An iceberg in East Greenland breaks from the end of this tidewater glacier.
There are many other types of glaciers. Valley glaciers erode rocks, carving out steep, U‑shaped valleys. Tidewater glaciers flow into the ocean. What happens when a frozen glacier meets ocean water? It can crack and pieces can fall into the ocean. Huge chunks of ice from the glacier then form icebergs.
Piedmont glaciers, like this one in Canada, form wide, round shapes as they spill out onto flat areas.
Today, there are hundreds of thousands of glaciers worldwide. Some are huge. There are ice sheets that are roughly the size of the U.S. states of Delaware, Maryland, and New Jersey combined! Only two ice sheets exist in the world—in Greenland and in Antarctica.
A lake forms at the terminus of this Icelandic valley glacier.
Piedmont glaciers flow from steep mountain areas onto flat areas. The ice then stretches out into huge crescent shapes. There are tiny glaciers called glacierets. There are mysterious glaciers called rock glaciers. They are made from rock and ice fused together. There are so many other types of glaciers, and no two are alike.
Glaciers are found all over the world, and they affect the environment. They make local weather. They build and shape vast landscapes. They provide water and other essential resources. They reveal environmental imbalances. They connect cultures to landscapes. They even provide spiritual fulfillment. To me, that’s what is so powerful about glaciers.
Now, due to climate change, glaciers are melting. This will have a profound effect on Earth. Sea levels will rise. Other water sources may dry up. And many people who live with glaciers may lose part of their way of life.
Muir Glacier, Alaska: August 13, 1941 and August 31, 2004
This winter ice cave formed within an Icelandic glacier.
Every time I explore a glacier, I keep one thing in mind. Ice influences people just as much as we influence ice. And that means, what happens to glaciers, happens to us.

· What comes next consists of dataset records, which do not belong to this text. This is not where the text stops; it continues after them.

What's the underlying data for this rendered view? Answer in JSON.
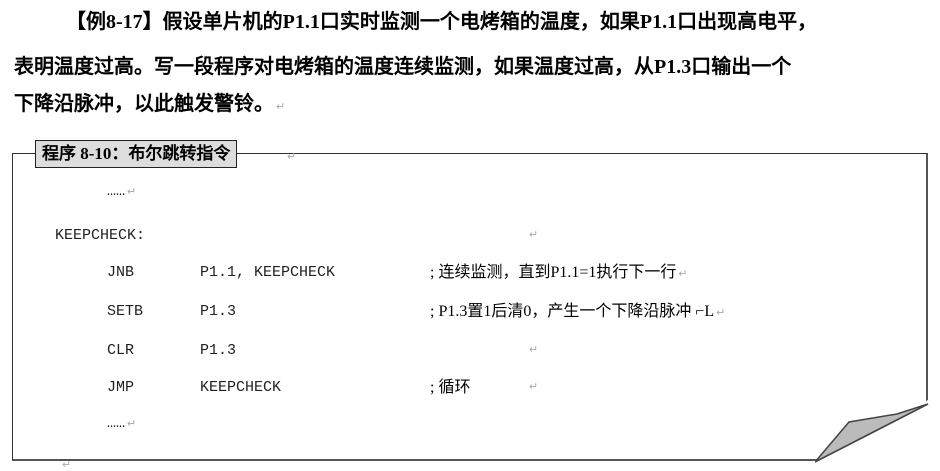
{
  "problem": {
    "lines": [
      "【例8-17】假设单片机的P1.1口实时监测一个电烤箱的温度，如果P1.1口出现高电平，",
      "表明温度过高。写一段程序对电烤箱的温度连续监测，如果温度过高，从P1.3口输出一个",
      "下降沿脉冲，以此触发警铃。"
    ]
  },
  "program": {
    "title": "程序 8-10：布尔跳转指令",
    "ellipsis": "……",
    "label": "KEEPCHECK:",
    "rows": [
      {
        "op": "JNB",
        "arg": "P1.1, KEEPCHECK",
        "comment": "; 连续监测，直到P1.1=1执行下一行"
      },
      {
        "op": "SETB",
        "arg": "P1.3",
        "comment": "; P1.3置1后清0，产生一个下降沿脉冲 ⌐L"
      },
      {
        "op": "CLR",
        "arg": "P1.3",
        "comment": ""
      },
      {
        "op": "JMP",
        "arg": "KEEPCHECK",
        "comment": "; 循环"
      }
    ]
  },
  "paragraph_mark": "↵"
}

Life at the Extremes
By exploring our planet’s most extreme places, National Geographic is discovering new information about Earth’s climate.